Last night after work I drove up to Bay City to Duncan’s Outdoors Shop to compete in a pistol league match. It’s the second one I’ve made it to, and shot some of my best…and worst scores.
|National Match Course 1||Total|
|National Match Course 2||Total|
Starting with a 95 was great. It’s been a long time since I’ve fired a 95 on a slow fire target. Maybe 10 years. There were 5 tens and 5 nines, which speaks to the consistency of the group.
As to what I did to bring about that score, all I can think of is that for each shot, I:
- took some good deep breaths to counter a little match pressure I was feeling
- closed my eyes, tipped my head up, and visualized what I wanted to see in the sight picture
- during visualization, also mentally reminded myself on the grip (middle and ring fingers pushing towards me, thumb pushing towards target)
After that great target, I completely fell apart and shot a 91 in a timed fire! Yikes. I probably average a 97 in timed fires, and don’t have a record since I’ve been keeping track in June of shooting a timed fire target that low. Same story on the 92 rapid fire.
So why the low sustained fire scores? Lack of recent match experience. When I’ve been out to the range this past summer, my practices haven’t really included range commands with enforced 10 or 20 second strings.
Basically, I seem to have no confidence in my ability to know how much time I have for timed or rapid fires. I can’t think of a way to remedy this except to practice with enforced times.

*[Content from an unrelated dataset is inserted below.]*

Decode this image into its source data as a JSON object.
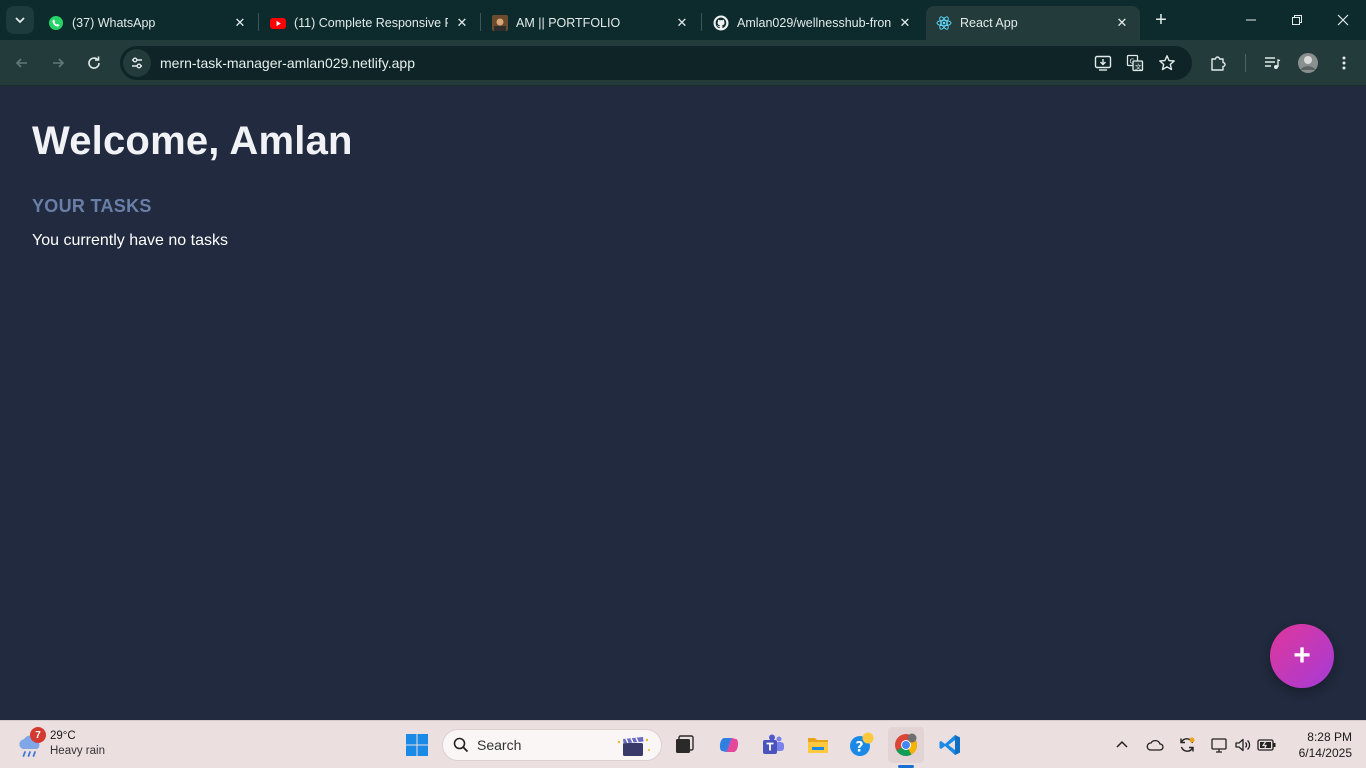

So, I ordered a refurbished iPod shuffle and I’ll record range commands onto it (I already have them in iTunes) so I can play those commands to myself when I go out for practice.